- [Task material]
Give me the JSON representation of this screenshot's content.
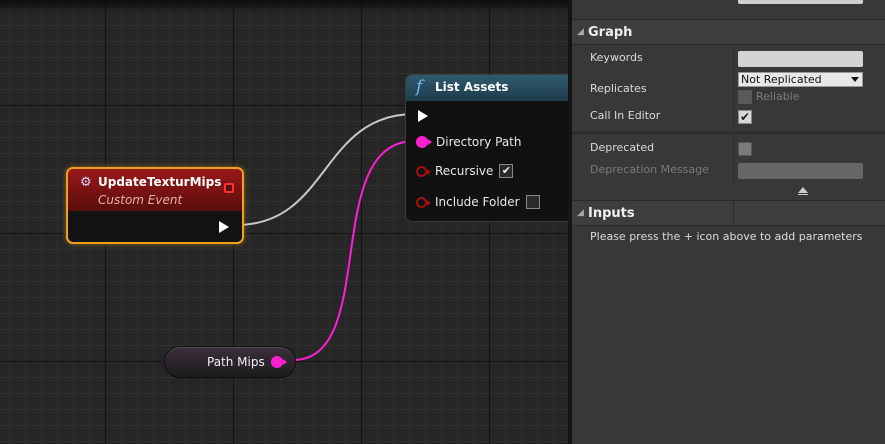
{
  "graph": {
    "event_node": {
      "title": "UpdateTexturMips",
      "subtitle": "Custom Event",
      "icon": "custom-event-icon"
    },
    "function_node": {
      "icon": "f",
      "title": "List Assets",
      "pins": [
        {
          "label": "Directory Path",
          "type": "string-filled"
        },
        {
          "label": "Recursive",
          "type": "bool",
          "checked": true
        },
        {
          "label": "Include Folder",
          "type": "bool",
          "checked": false
        }
      ]
    },
    "variable_node": {
      "label": "Path Mips"
    },
    "colors": {
      "string_pin": "#ff1fd0",
      "bool_pin": "#a01010",
      "event_border": "#f0a020",
      "event_header": "#9a1818",
      "function_header": "#2f5a6e"
    }
  },
  "details": {
    "graph_section": {
      "title": "Graph",
      "keywords_label": "Keywords",
      "keywords_value": "",
      "replicates_label": "Replicates",
      "replicates_value": "Not Replicated",
      "reliable_label": "Reliable",
      "call_in_editor_label": "Call In Editor",
      "call_in_editor_checked": true,
      "deprecated_label": "Deprecated",
      "deprecated_checked": false,
      "deprecation_message_label": "Deprecation Message",
      "deprecation_message_value": ""
    },
    "inputs_section": {
      "title": "Inputs",
      "hint": "Please press the + icon above to add parameters"
    }
  }
}
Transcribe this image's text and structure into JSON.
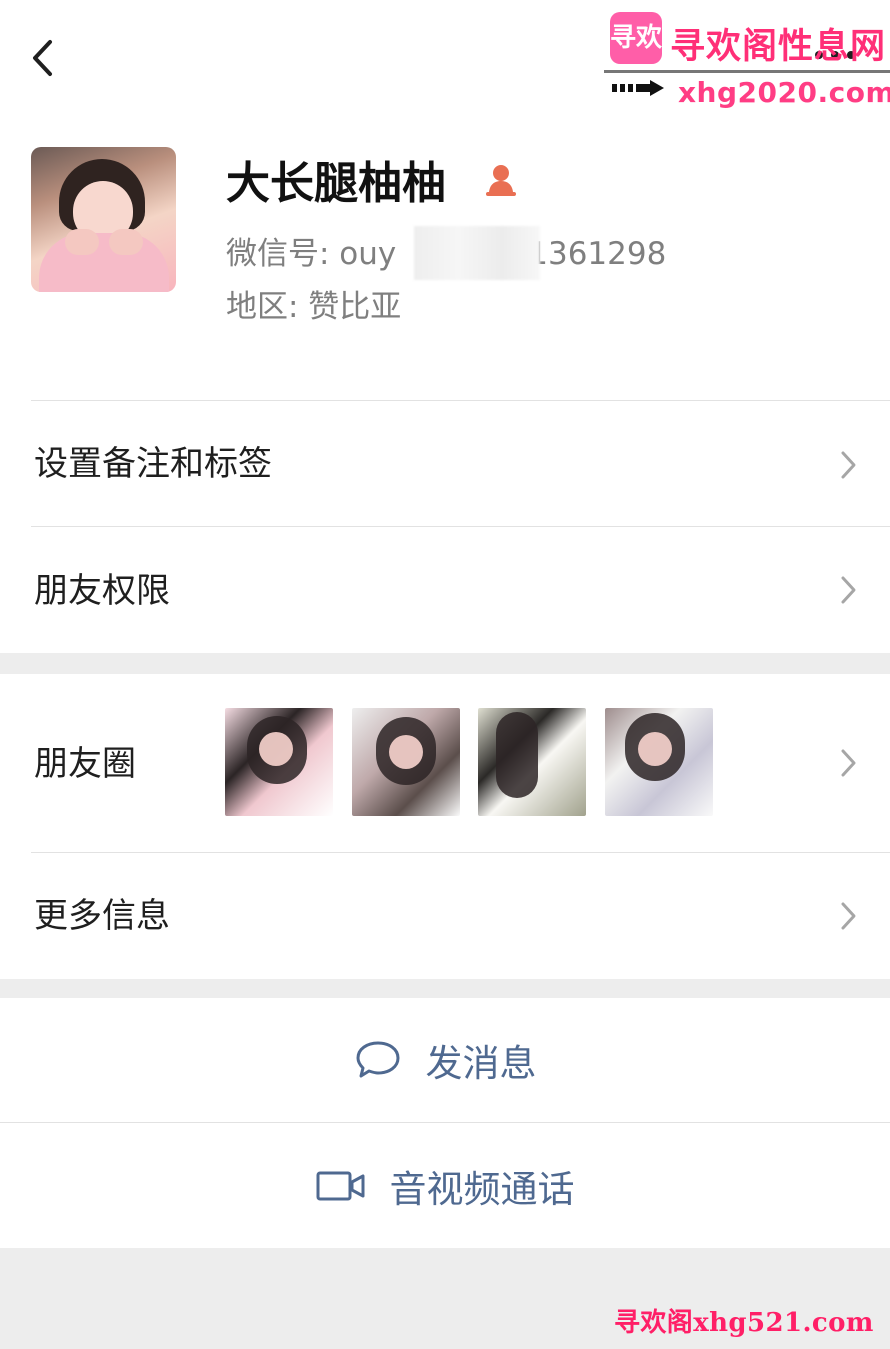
{
  "watermark": {
    "logo_text": "寻欢",
    "site_name": "寻欢阁性息网",
    "top_url": "xhg2020.com",
    "bottom_text": "寻欢阁xhg521.com"
  },
  "profile": {
    "nickname": "大长腿柚柚",
    "wechat_prefix": "微信号: ouy",
    "wechat_suffix": "1361298",
    "region": "地区: 赞比亚"
  },
  "menu": {
    "remark_tags": "设置备注和标签",
    "friend_permissions": "朋友权限",
    "moments": "朋友圈",
    "more_info": "更多信息"
  },
  "actions": {
    "send_message": "发消息",
    "video_call": "音视频通话"
  },
  "icons": {
    "back": "chevron-left-icon",
    "more": "more-icon",
    "gender": "female-icon",
    "message": "chat-bubble-icon",
    "video": "video-camera-icon",
    "chevron": "chevron-right-icon"
  },
  "colors": {
    "accent": "#4f6990",
    "divider": "#e2e2e2",
    "watermark": "#ff2f77",
    "gender_icon": "#e96f53"
  }
}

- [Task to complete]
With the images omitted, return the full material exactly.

- [Task solution]
Give me the JSON representation of this screenshot's content.
{
  "graph": {
    "event_node": {
      "title": "UpdateTexturMips",
      "subtitle": "Custom Event",
      "icon": "custom-event-icon"
    },
    "function_node": {
      "icon": "f",
      "title": "List Assets",
      "pins": [
        {
          "label": "Directory Path",
          "type": "string-filled"
        },
        {
          "label": "Recursive",
          "type": "bool",
          "checked": true
        },
        {
          "label": "Include Folder",
          "type": "bool",
          "checked": false
        }
      ]
    },
    "variable_node": {
      "label": "Path Mips"
    },
    "colors": {
      "string_pin": "#ff1fd0",
      "bool_pin": "#a01010",
      "event_border": "#f0a020",
      "event_header": "#9a1818",
      "function_header": "#2f5a6e"
    }
  },
  "details": {
    "graph_section": {
      "title": "Graph",
      "keywords_label": "Keywords",
      "keywords_value": "",
      "replicates_label": "Replicates",
      "replicates_value": "Not Replicated",
      "reliable_label": "Reliable",
      "call_in_editor_label": "Call In Editor",
      "call_in_editor_checked": true,
      "deprecated_label": "Deprecated",
      "deprecated_checked": false,
      "deprecation_message_label": "Deprecation Message",
      "deprecation_message_value": ""
    },
    "inputs_section": {
      "title": "Inputs",
      "hint": "Please press the + icon above to add parameters"
    }
  }
}
Transcribe this image's text and structure into JSON.
{
  "watermark": {
    "logo_text": "寻欢",
    "site_name": "寻欢阁性息网",
    "top_url": "xhg2020.com",
    "bottom_text": "寻欢阁xhg521.com"
  },
  "profile": {
    "nickname": "大长腿柚柚",
    "wechat_prefix": "微信号: ouy",
    "wechat_suffix": "1361298",
    "region": "地区: 赞比亚"
  },
  "menu": {
    "remark_tags": "设置备注和标签",
    "friend_permissions": "朋友权限",
    "moments": "朋友圈",
    "more_info": "更多信息"
  },
  "actions": {
    "send_message": "发消息",
    "video_call": "音视频通话"
  },
  "icons": {
    "back": "chevron-left-icon",
    "more": "more-icon",
    "gender": "female-icon",
    "message": "chat-bubble-icon",
    "video": "video-camera-icon",
    "chevron": "chevron-right-icon"
  },
  "colors": {
    "accent": "#4f6990",
    "divider": "#e2e2e2",
    "watermark": "#ff2f77",
    "gender_icon": "#e96f53"
  }
}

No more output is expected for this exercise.